J. Becquet, Sculptor
|Medium:||etching and drypoint|
|Size:||257 x 194 mm|
|Set/Publication:||'Thames Set', 1871|
|No. of States:||6|
|Catalogues:||K.52; M.52; T.54; W.48|
|Impressions taken from this plate (96)|
Although Lochnan discusses this as a drypoint, and the sweeping drypoint lines added in later states have dramatic impact, there is considerable etched work on the head as well as the etched outlines and some shading on the body and 'cello. 21
21: Lochnan 1984, pp. 103, 170, 278.
A very large edition was printed, possibly as many as a hundred. Kennedy stated: 'Only five impressions [of the first state] are known to me, and all of them were printed with a frisket.' 22 In fact now seven impressions of the first state have been located, printed with varying amounts of surface tone and burr, but always with a frisket - that is, a paper mask - so that only the central area of the image, including Becquet's head and body as far as the knees, was printed.

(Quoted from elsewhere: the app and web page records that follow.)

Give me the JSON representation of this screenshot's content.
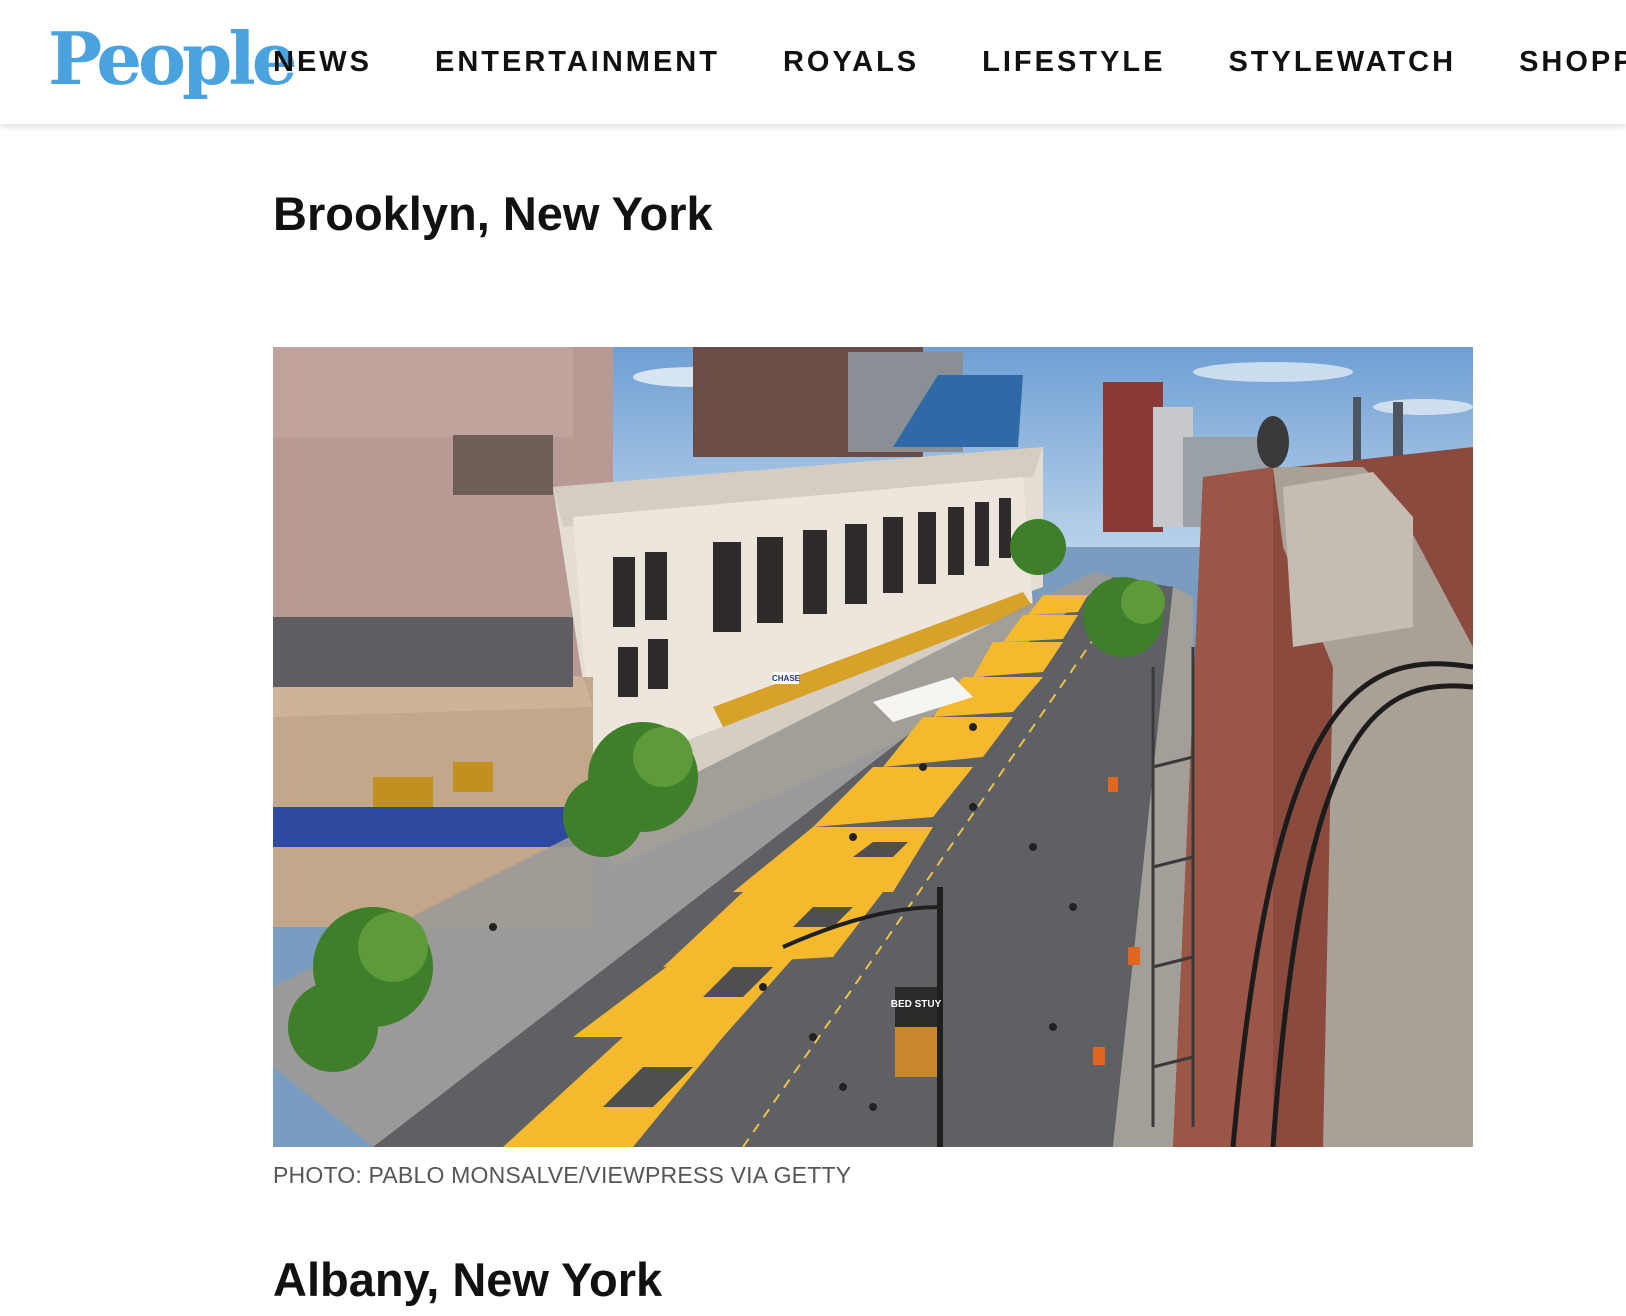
{
  "brand": {
    "logo_text": "People",
    "logo_color": "#4aa3df"
  },
  "nav": {
    "items": [
      {
        "label": "NEWS"
      },
      {
        "label": "ENTERTAINMENT"
      },
      {
        "label": "ROYALS"
      },
      {
        "label": "LIFESTYLE"
      },
      {
        "label": "STYLEWATCH"
      },
      {
        "label": "SHOPPING"
      }
    ]
  },
  "article": {
    "section_title": "Brooklyn, New York",
    "photo_caption": "PHOTO: PABLO MONSALVE/VIEWPRESS VIA GETTY",
    "next_section_title": "Albany, New York"
  },
  "photo": {
    "street_text": "BLACKLIVESMATTER",
    "banner_text": "BED STUY",
    "bank_sign": "CHASE"
  },
  "colors": {
    "street_paint": "#f4b92d",
    "asphalt": "#5f6063",
    "sky": "#7fa9d6"
  }
}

Several were printed in black ink, one on a light green 'antique' (pre-1800) laid paper with a rectangular watermark (); and another on a similar greenish laid paper (, ); others on cream 'antique' laid paper from a book, with a complex watermark of a mailed hand holding a trident, under a crown, with initials 'CD' (); and finally on thin, poor-quality translucent ivory Japanese paper (). Two others are in brown ink, one on ivory 'modern' laid paper (); and one on a darkened cream laid paper ().
22: Kennedy 1910 (cat. no. 52).

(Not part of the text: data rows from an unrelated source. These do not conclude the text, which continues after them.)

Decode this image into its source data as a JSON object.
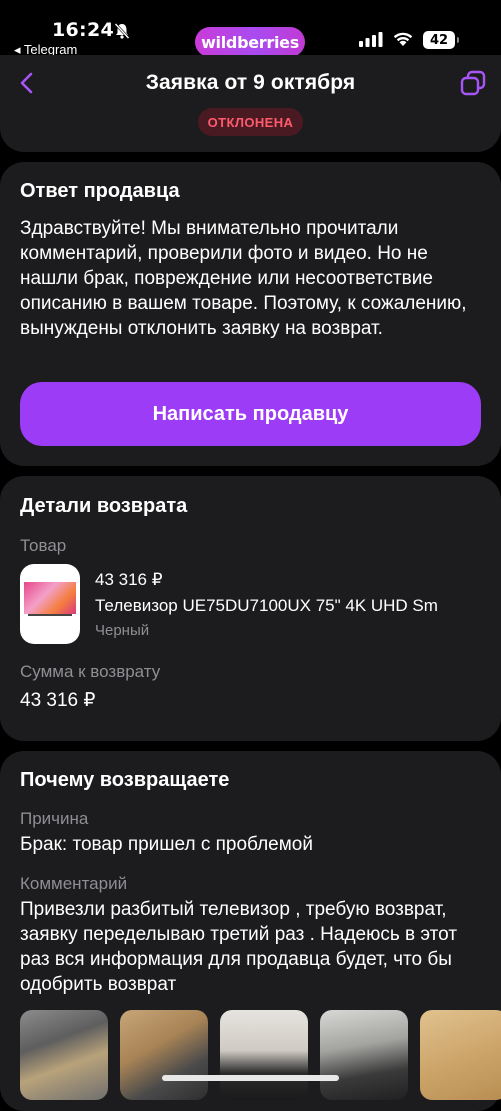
{
  "status_bar": {
    "time": "16:24",
    "back_app": "◂ Telegram",
    "logo": "wildberries",
    "battery": "42"
  },
  "header": {
    "title": "Заявка от 9 октября",
    "status": "ОТКЛОНЕНА"
  },
  "seller_answer": {
    "title": "Ответ продавца",
    "text": "Здравствуйте! Мы внимательно прочитали комментарий, проверили фото и видео. Но не нашли брак, повреждение или несоответствие описанию в вашем товаре. Поэтому, к сожалению, вынуждены отклонить заявку на возврат.",
    "button_label": "Написать продавцу"
  },
  "return_details": {
    "title": "Детали возврата",
    "product_label": "Товар",
    "product": {
      "price": "43 316 ₽",
      "name": "Телевизор UE75DU7100UX 75\" 4K UHD Sm",
      "color": "Черный"
    },
    "refund_label": "Сумма к возврату",
    "refund_amount": "43 316 ₽"
  },
  "reason": {
    "title": "Почему возвращаете",
    "reason_label": "Причина",
    "reason_value": "Брак: товар пришел с проблемой",
    "comment_label": "Комментарий",
    "comment_value": "Привезли разбитый телевизор , требую возврат, заявку переделываю третий раз . Надеюсь в этот раз вся информация для продавца будет, что бы одобрить возврат"
  },
  "colors": {
    "accent": "#9d3cf6",
    "card": "#1c1c1e",
    "status_red": "#ff5a6d"
  }
}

This was followed by the main edition for the 'Thames Set' in 1871, mostly printed in black ink on ivory laid paper, often with the DE ERVEN DE BLAUW watermark (i.e. , , ); and 'DEDB' and beehive (, ). Other watermarks included a Strasbourg Lily (), 'SPAIN' (); and a coat of arms below a crown and cross (). Some papers were taken from a book or ledger, for instance 'antique' laid paper with blue edges (). It was often printed with little tone on ivory laid paper (i.e. ) but sometimes with heavy inking and retroussage to accentuate the drypoint burr (i.e. ).

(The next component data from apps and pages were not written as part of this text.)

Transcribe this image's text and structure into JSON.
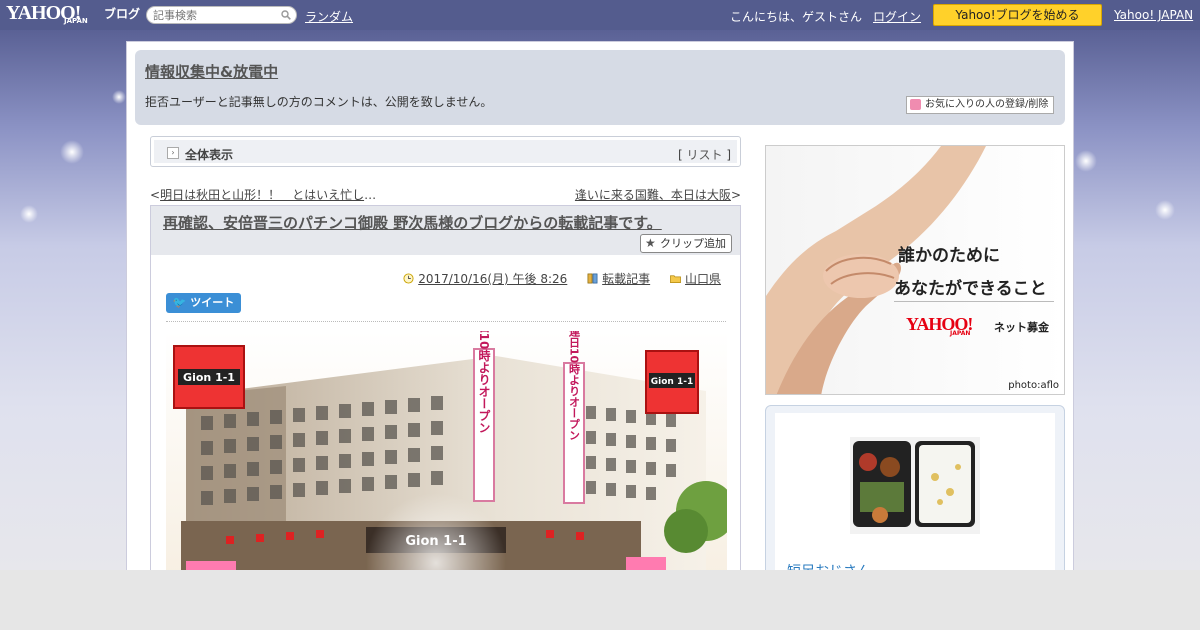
{
  "topbar": {
    "logo_text": "YAHOO!",
    "logo_japan": "JAPAN",
    "logo_blog": "ブログ",
    "search_placeholder": "記事検索",
    "random_label": "ランダム",
    "greeting": "こんにちは、ゲストさん",
    "login_label": "ログイン",
    "start_blog_label": "Yahoo!ブログを始める",
    "yahoo_japan_label": "Yahoo! JAPAN"
  },
  "header": {
    "blog_title": "情報収集中&放電中",
    "description": "拒否ユーザーと記事無しの方のコメントは、公開を致しません。",
    "favorite_button": "お気に入りの人の登録/削除"
  },
  "view_bar": {
    "label": "全体表示",
    "list_link": "リスト"
  },
  "navigation": {
    "prev_title": "明日は秋田と山形！！　とはいえ忙し",
    "prev_ellipsis": "…",
    "next_title": "逢いに来る国難、本日は大阪"
  },
  "article": {
    "title": "再確認、安倍晋三のパチンコ御殿 野次馬様のブログからの転載記事です。",
    "clip_button": "クリップ追加",
    "date": "2017/10/16(月) 午後 8:26",
    "category": "転載記事",
    "folder": "山口県",
    "tweet_button": "ツイート",
    "photo_sign_text": "Gion 1-1",
    "photo_banner_text": "連日10時よりオープン"
  },
  "sidebar": {
    "ad": {
      "line1": "誰かのために",
      "line2": "あなたができること",
      "brand": "YAHOO!",
      "brand_jp": "JAPAN",
      "service": "ネット募金",
      "credit": "photo:aflo"
    },
    "profile_name": "短足おじさん"
  },
  "colors": {
    "topbar": "#545c8e",
    "accent_button": "#ffd12a",
    "tweet": "#3b8fd6",
    "link_blue": "#2a7bbf"
  }
}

In the later print-run of the 'Thames Set' in the sixth state, printed in the 1870s by Frederick Goulding (1842-1909), similar heavy inking and retroussage was often used - expertly - to conceal the fading drypoint burr (, ). Many of these later impressions were printed on Asian papers, including cream (, ), ivory (), and pale tan Japan (); thin Japanese tissue () and cream Asian laid paper (). One impression, which was owned by Becquet himself, was printed in black ink on cream wove paper ().